People with a duck for their avatar always give good advice.

...it's a seagull

Quote by Dave_Mc
i wanna see a clip of a recto buying some groceries.


stuffmycatswatchontv.tumblr.com
#6
If you are comfortable making barre chords (and I have never seen anyone at the beginner level who is), then Wind Cries Mary is actually pretty easy. Note that you don't need to use full barres in order to play it.

Little Wing has a little more going on in it, it uses alot of hammer ons, slides, and some moveable shaped chords.
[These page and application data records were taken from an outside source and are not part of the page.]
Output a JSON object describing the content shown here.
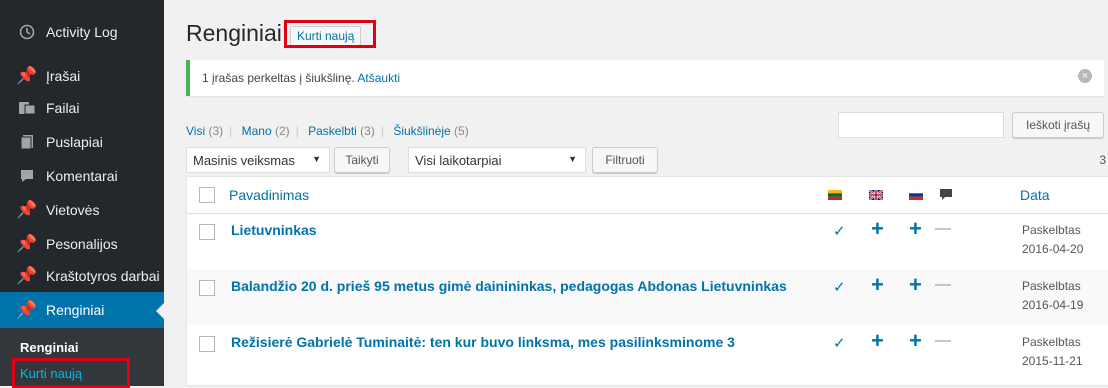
{
  "sidebar": {
    "items": [
      {
        "label": "Activity Log",
        "icon": "clock-icon"
      },
      {
        "label": "Įrašai",
        "icon": "pin-icon"
      },
      {
        "label": "Failai",
        "icon": "media-icon"
      },
      {
        "label": "Puslapiai",
        "icon": "page-icon"
      },
      {
        "label": "Komentarai",
        "icon": "comment-icon"
      },
      {
        "label": "Vietovės",
        "icon": "pin-icon"
      },
      {
        "label": "Pesonalijos",
        "icon": "pin-icon"
      },
      {
        "label": "Kraštotyros darbai",
        "icon": "pin-icon"
      },
      {
        "label": "Renginiai",
        "icon": "pin-icon"
      }
    ],
    "submenu": {
      "title": "Renginiai",
      "add_new": "Kurti naują"
    }
  },
  "main": {
    "title": "Renginiai",
    "add_new": "Kurti naują",
    "notice": {
      "message": "1 įrašas perkeltas į šiukšlinę.",
      "undo": "Atšaukti"
    },
    "filters": [
      {
        "label": "Visi",
        "count": "(3)"
      },
      {
        "label": "Mano",
        "count": "(2)"
      },
      {
        "label": "Paskelbti",
        "count": "(3)"
      },
      {
        "label": "Šiukšlinėje",
        "count": "(5)"
      }
    ],
    "search_button": "Ieškoti įrašų",
    "bulk_select": "Masinis veiksmas",
    "apply_button": "Taikyti",
    "date_select": "Visi laikotarpiai",
    "filter_button": "Filtruoti",
    "item_count": "3",
    "table": {
      "col_title": "Pavadinimas",
      "col_date": "Data",
      "flags": [
        "lt-flag-icon",
        "gb-flag-icon",
        "ru-flag-icon",
        "comment-icon"
      ],
      "rows": [
        {
          "title": "Lietuvninkas",
          "status": "Paskelbtas",
          "date": "2016-04-20",
          "marks": [
            "✓",
            "+",
            "+",
            "—"
          ]
        },
        {
          "title": "Balandžio 20 d. prieš 95 metus gimė dainininkas, pedagogas Abdonas Lietuvninkas",
          "status": "Paskelbtas",
          "date": "2016-04-19",
          "marks": [
            "✓",
            "+",
            "+",
            "—"
          ]
        },
        {
          "title": "Režisierė Gabrielė Tuminaitė: ten kur buvo linksma, mes pasilinksminome 3",
          "status": "Paskelbtas",
          "date": "2015-11-21",
          "marks": [
            "✓",
            "+",
            "+",
            "—"
          ]
        }
      ]
    }
  },
  "colors": {
    "accent": "#0073aa",
    "sidebar": "#23282d",
    "highlight": "#e00012",
    "notice": "#46b450"
  }
}
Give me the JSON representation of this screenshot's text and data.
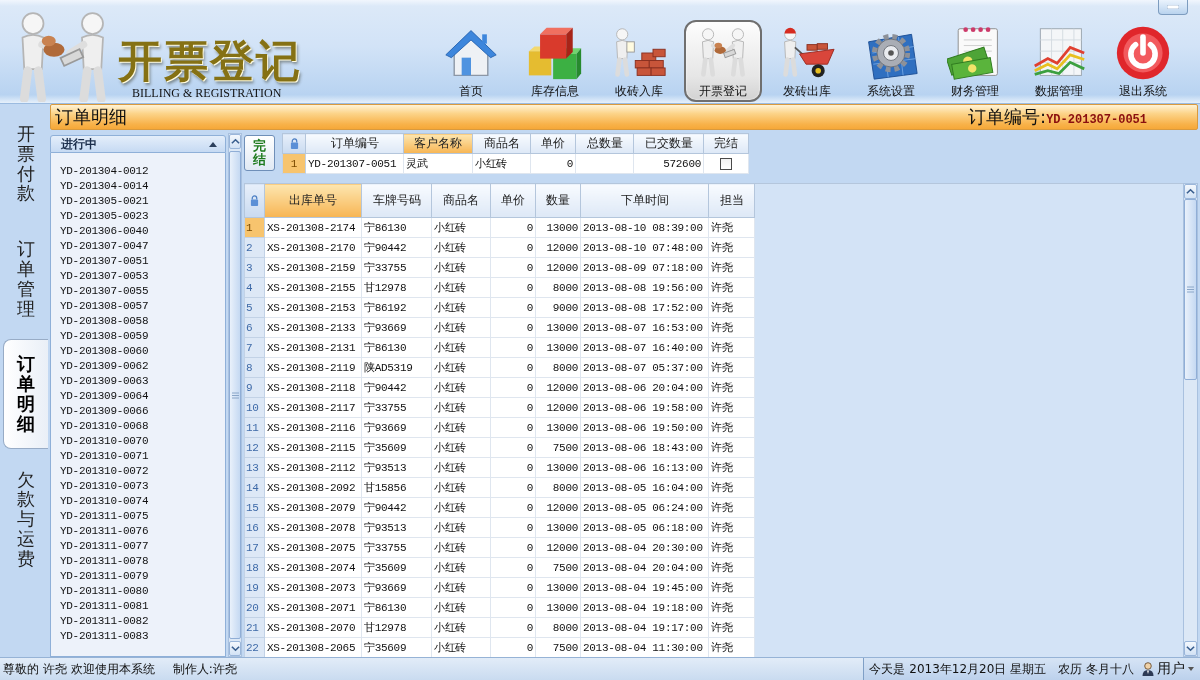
{
  "header": {
    "title": "开票登记",
    "subtitle": "BILLING & REGISTRATION",
    "nav": [
      {
        "label": "首页",
        "kind": "home",
        "selected": false
      },
      {
        "label": "库存信息",
        "kind": "boxes",
        "selected": false
      },
      {
        "label": "收砖入库",
        "kind": "bricks",
        "selected": false
      },
      {
        "label": "开票登记",
        "kind": "handover",
        "selected": true
      },
      {
        "label": "发砖出库",
        "kind": "wheelbarrow",
        "selected": false
      },
      {
        "label": "系统设置",
        "kind": "gear",
        "selected": false
      },
      {
        "label": "财务管理",
        "kind": "money",
        "selected": false
      },
      {
        "label": "数据管理",
        "kind": "chart",
        "selected": false
      },
      {
        "label": "退出系统",
        "kind": "power",
        "selected": false
      }
    ]
  },
  "side_tabs": [
    {
      "label": "开票付款",
      "selected": false
    },
    {
      "label": "订单管理",
      "selected": false
    },
    {
      "label": "订单明细",
      "selected": true
    },
    {
      "label": "欠款与运费",
      "selected": false
    }
  ],
  "page_bar": {
    "title": "订单明细",
    "order_label": "订单编号:",
    "order_number": "YD-201307-0051"
  },
  "order_list": {
    "title": "进行中",
    "items": [
      "YD-201304-0012",
      "YD-201304-0014",
      "YD-201305-0021",
      "YD-201305-0023",
      "YD-201306-0040",
      "YD-201307-0047",
      "YD-201307-0051",
      "YD-201307-0053",
      "YD-201307-0055",
      "YD-201308-0057",
      "YD-201308-0058",
      "YD-201308-0059",
      "YD-201308-0060",
      "YD-201309-0062",
      "YD-201309-0063",
      "YD-201309-0064",
      "YD-201309-0066",
      "YD-201310-0068",
      "YD-201310-0070",
      "YD-201310-0071",
      "YD-201310-0072",
      "YD-201310-0073",
      "YD-201310-0074",
      "YD-201311-0075",
      "YD-201311-0076",
      "YD-201311-0077",
      "YD-201311-0078",
      "YD-201311-0079",
      "YD-201311-0080",
      "YD-201311-0081",
      "YD-201311-0082",
      "YD-201311-0083"
    ]
  },
  "order_summary": {
    "button": "完结",
    "columns": [
      {
        "label": "订单编号",
        "selected": false
      },
      {
        "label": "客户名称",
        "selected": true
      },
      {
        "label": "商品名",
        "selected": false
      },
      {
        "label": "单价",
        "selected": false
      },
      {
        "label": "总数量",
        "selected": false
      },
      {
        "label": "已交数量",
        "selected": false
      },
      {
        "label": "完结",
        "selected": false
      }
    ],
    "rows": [
      {
        "index": "1",
        "selected": true,
        "order_no": "YD-201307-0051",
        "customer": "灵武",
        "product": "小红砖",
        "unit_price": "0",
        "delivered": "572600",
        "checked": false
      }
    ]
  },
  "shipments": {
    "columns": [
      {
        "label": "出库单号",
        "selected": true
      },
      {
        "label": "车牌号码",
        "selected": false
      },
      {
        "label": "商品名",
        "selected": false
      },
      {
        "label": "单价",
        "selected": false
      },
      {
        "label": "数量",
        "selected": false
      },
      {
        "label": "下单时间",
        "selected": false
      },
      {
        "label": "担当",
        "selected": false
      }
    ],
    "rows": [
      {
        "index": "1",
        "selected": true,
        "cells": [
          "XS-201308-2174",
          "宁86130",
          "小红砖",
          "0",
          "13000",
          "2013-08-10 08:39:00",
          "许尧"
        ]
      },
      {
        "index": "2",
        "selected": false,
        "cells": [
          "XS-201308-2170",
          "宁90442",
          "小红砖",
          "0",
          "12000",
          "2013-08-10 07:48:00",
          "许尧"
        ]
      },
      {
        "index": "3",
        "selected": false,
        "cells": [
          "XS-201308-2159",
          "宁33755",
          "小红砖",
          "0",
          "12000",
          "2013-08-09 07:18:00",
          "许尧"
        ]
      },
      {
        "index": "4",
        "selected": false,
        "cells": [
          "XS-201308-2155",
          "甘12978",
          "小红砖",
          "0",
          "8000",
          "2013-08-08 19:56:00",
          "许尧"
        ]
      },
      {
        "index": "5",
        "selected": false,
        "cells": [
          "XS-201308-2153",
          "宁86192",
          "小红砖",
          "0",
          "9000",
          "2013-08-08 17:52:00",
          "许尧"
        ]
      },
      {
        "index": "6",
        "selected": false,
        "cells": [
          "XS-201308-2133",
          "宁93669",
          "小红砖",
          "0",
          "13000",
          "2013-08-07 16:53:00",
          "许尧"
        ]
      },
      {
        "index": "7",
        "selected": false,
        "cells": [
          "XS-201308-2131",
          "宁86130",
          "小红砖",
          "0",
          "13000",
          "2013-08-07 16:40:00",
          "许尧"
        ]
      },
      {
        "index": "8",
        "selected": false,
        "cells": [
          "XS-201308-2119",
          "陕AD5319",
          "小红砖",
          "0",
          "8000",
          "2013-08-07 05:37:00",
          "许尧"
        ]
      },
      {
        "index": "9",
        "selected": false,
        "cells": [
          "XS-201308-2118",
          "宁90442",
          "小红砖",
          "0",
          "12000",
          "2013-08-06 20:04:00",
          "许尧"
        ]
      },
      {
        "index": "10",
        "selected": false,
        "cells": [
          "XS-201308-2117",
          "宁33755",
          "小红砖",
          "0",
          "12000",
          "2013-08-06 19:58:00",
          "许尧"
        ]
      },
      {
        "index": "11",
        "selected": false,
        "cells": [
          "XS-201308-2116",
          "宁93669",
          "小红砖",
          "0",
          "13000",
          "2013-08-06 19:50:00",
          "许尧"
        ]
      },
      {
        "index": "12",
        "selected": false,
        "cells": [
          "XS-201308-2115",
          "宁35609",
          "小红砖",
          "0",
          "7500",
          "2013-08-06 18:43:00",
          "许尧"
        ]
      },
      {
        "index": "13",
        "selected": false,
        "cells": [
          "XS-201308-2112",
          "宁93513",
          "小红砖",
          "0",
          "13000",
          "2013-08-06 16:13:00",
          "许尧"
        ]
      },
      {
        "index": "14",
        "selected": false,
        "cells": [
          "XS-201308-2092",
          "甘15856",
          "小红砖",
          "0",
          "8000",
          "2013-08-05 16:04:00",
          "许尧"
        ]
      },
      {
        "index": "15",
        "selected": false,
        "cells": [
          "XS-201308-2079",
          "宁90442",
          "小红砖",
          "0",
          "12000",
          "2013-08-05 06:24:00",
          "许尧"
        ]
      },
      {
        "index": "16",
        "selected": false,
        "cells": [
          "XS-201308-2078",
          "宁93513",
          "小红砖",
          "0",
          "13000",
          "2013-08-05 06:18:00",
          "许尧"
        ]
      },
      {
        "index": "17",
        "selected": false,
        "cells": [
          "XS-201308-2075",
          "宁33755",
          "小红砖",
          "0",
          "12000",
          "2013-08-04 20:30:00",
          "许尧"
        ]
      },
      {
        "index": "18",
        "selected": false,
        "cells": [
          "XS-201308-2074",
          "宁35609",
          "小红砖",
          "0",
          "7500",
          "2013-08-04 20:04:00",
          "许尧"
        ]
      },
      {
        "index": "19",
        "selected": false,
        "cells": [
          "XS-201308-2073",
          "宁93669",
          "小红砖",
          "0",
          "13000",
          "2013-08-04 19:45:00",
          "许尧"
        ]
      },
      {
        "index": "20",
        "selected": false,
        "cells": [
          "XS-201308-2071",
          "宁86130",
          "小红砖",
          "0",
          "13000",
          "2013-08-04 19:18:00",
          "许尧"
        ]
      },
      {
        "index": "21",
        "selected": false,
        "cells": [
          "XS-201308-2070",
          "甘12978",
          "小红砖",
          "0",
          "8000",
          "2013-08-04 19:17:00",
          "许尧"
        ]
      },
      {
        "index": "22",
        "selected": false,
        "cells": [
          "XS-201308-2065",
          "宁35609",
          "小红砖",
          "0",
          "7500",
          "2013-08-04 11:30:00",
          "许尧"
        ]
      }
    ]
  },
  "status_bar": {
    "greeting": "尊敬的 许尧 欢迎使用本系统",
    "author": "制作人:许尧",
    "date": "今天是 2013年12月20日 星期五",
    "lunar_date": "农历 冬月十八",
    "user": "用户"
  }
}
This song is an excellent introduction to those wanting to get into chord melody type of playing.
I'm the only player to be sponsered by 7 guitar companies not to use their products.
#7
The important thing is to learn how to play it CORRECTLY, so look up a reliable tab, don't take any shortcuts (e.g. skipping notes, letting go of notes that are supposed to ring out, replacing barre chords and "difficult" fingerings with stuff that sounds pretty similar yet not quite the same) and just keep practicing 'em every now and then so you don't forget 'em

It really doesn't matter if you play it slowed down 10x, the point is to always have these songs available in your "queue of stuff I have to practice" just so you can pull 'em out whenever you feel like it. Focus on easier stuff in the meantime. Trust me, eventually you'll be like "okay, so I've really mastered Smoke on the Water by now and I'm kinda tired of repeating the same exercises over and over again: maybe I'll take another shot at Little Wing!"... You'll probably notice that the stuff which seemed just beyond your reach a couple of months ago suddenly appears to be pretty damn achievable!!
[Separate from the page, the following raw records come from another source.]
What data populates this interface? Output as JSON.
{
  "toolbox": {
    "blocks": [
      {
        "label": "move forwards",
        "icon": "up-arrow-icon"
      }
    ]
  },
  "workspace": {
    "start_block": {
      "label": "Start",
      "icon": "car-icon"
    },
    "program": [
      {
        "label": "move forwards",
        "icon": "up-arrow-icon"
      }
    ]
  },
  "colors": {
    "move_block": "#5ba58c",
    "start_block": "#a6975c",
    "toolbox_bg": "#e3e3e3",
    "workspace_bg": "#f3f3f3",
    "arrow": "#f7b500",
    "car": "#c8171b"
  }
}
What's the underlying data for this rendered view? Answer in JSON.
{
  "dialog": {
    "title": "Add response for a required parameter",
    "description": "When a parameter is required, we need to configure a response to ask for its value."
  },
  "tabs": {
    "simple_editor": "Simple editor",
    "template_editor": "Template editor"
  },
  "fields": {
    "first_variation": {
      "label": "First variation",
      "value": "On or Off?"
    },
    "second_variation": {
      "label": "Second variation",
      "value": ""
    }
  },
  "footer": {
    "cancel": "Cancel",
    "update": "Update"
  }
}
Thus encouraging you to practice on that song on and off for like a week until you stumble upon yet another obstacle: "damn, I can play almost halfway through the song, but that bridge is still a pain in the arse!!". No worries: this just means it's time to put the song back on the shelve and practice something else that seems more "up to your level" at this point, until you feel like having another go. Sometimes you'll feel like slaving over the same material, like when you're practicing for a performance or showcase or whatever, but when there's no motivation I would advice to save yourself some frustration because remember why you decided to pick up the guitar in the first place: because you wanted to have fun (well, that and chicks, but mostly fun)!
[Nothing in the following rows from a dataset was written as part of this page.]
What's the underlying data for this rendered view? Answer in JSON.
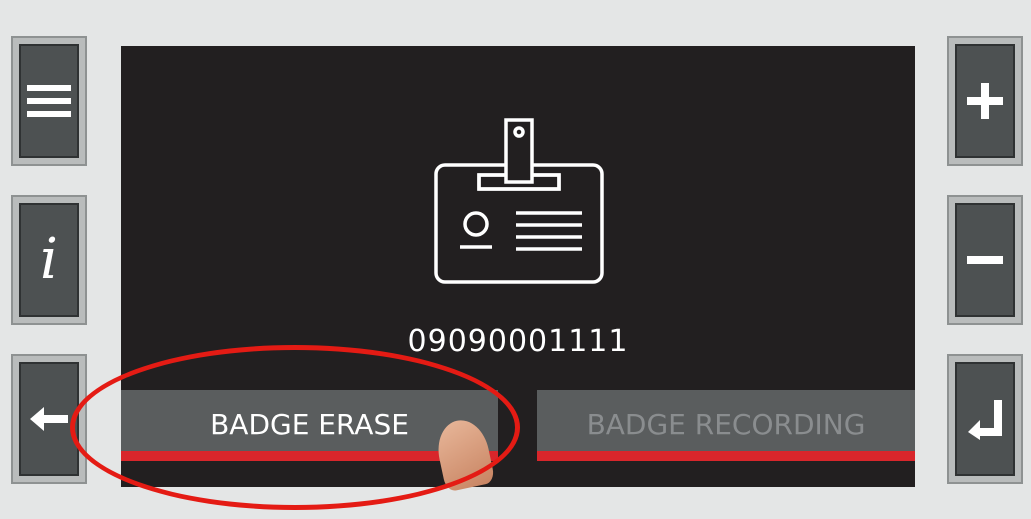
{
  "left_buttons": [
    {
      "icon": "menu-icon"
    },
    {
      "icon": "info-icon",
      "glyph": "i"
    },
    {
      "icon": "arrow-left-icon",
      "glyph": "←"
    }
  ],
  "right_buttons": [
    {
      "icon": "plus-icon",
      "glyph": "+"
    },
    {
      "icon": "minus-icon",
      "glyph": "−"
    },
    {
      "icon": "enter-return-icon",
      "glyph": "↵"
    }
  ],
  "screen": {
    "badge_icon": "id-badge-icon",
    "badge_number": "09090001111",
    "erase_button_label": "BADGE ERASE",
    "record_button_label": "BADGE RECORDING"
  },
  "colors": {
    "screen_background": "#221f20",
    "accent_red": "#d9262b",
    "annotation_red": "#e41b14",
    "button_gray": "#5a5d5e",
    "disabled_text": "#8a8d8f"
  }
}
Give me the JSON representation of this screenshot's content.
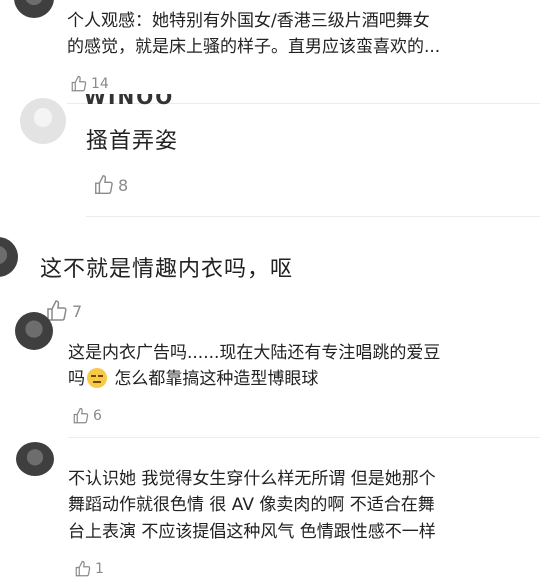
{
  "comments": [
    {
      "text_line1": "个人观感：她特别有外国女/香港三级片酒吧舞女",
      "text_line2": "的感觉，就是床上骚的样子。直男应该蛮喜欢的...",
      "likes": "14"
    },
    {
      "name_partial": "WINOO",
      "text": "搔首弄姿",
      "likes": "8"
    },
    {
      "text": "这不就是情趣内衣吗，呕",
      "likes": "7"
    },
    {
      "text_line1": "这是内衣广告吗......现在大陆还有专注唱跳的爱豆",
      "text_line2_pre": "吗",
      "emoji": "embarrassed-emoji",
      "text_line2_post": " 怎么都靠搞这种造型博眼球",
      "likes": "6"
    },
    {
      "text_line1": "不认识她 我觉得女生穿什么样无所谓 但是她那个",
      "text_line2": "舞蹈动作就很色情 很 AV 像卖肉的啊 不适合在舞",
      "text_line3": "台上表演 不应该提倡这种风气 色情跟性感不一样",
      "likes": "1"
    }
  ],
  "colors": {
    "text": "#222222",
    "meta": "#8a8a8a",
    "divider": "#ececec",
    "emoji": "#f7c948"
  }
}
So that's basically it: try keeping yourself entertained by always having a bunch of songs of different difficulties (or even better: styles!) stored in the back of your mind just so you won't grow bored or frustrated. I'm always working on tons of songs at the same time: most of 'em I'll master pretty quickly, some of 'em might take me a few days and there's always like 1 or 2 really technical ones which I'll try to memorize waaay slowed down, just so I have something to grind on whenever I'm out of imagination. Some of 'em I started working on years ago and I still haven't mastered the bastards, but the cool thing is: if you haven't played 'em in a while and go back to them the progress you made will become a lot more noticeable. And nothing beats that good old "oh wow, I really HAVE gotten better" feeling

/] 三方 [\
^^^^^^^^^^^^^^^^^^^^^^^^^^^^^^^^^^^^^^^^^
#8
If you slow it down and get confident with each part before you move on to the next, neither of them should be too hard. They're a bit fiddly. Especially Little Wing. The hardest part will be getting each of your fingers to work independently of each other. Then it'd be learning how Hendrix held the chords, because he didn't just slap the whole barre chord down. He used "shortened" versions.
#9
I'll try to memorize waaay slowed down, just so I have something to grind on whenever I'm out of imagination.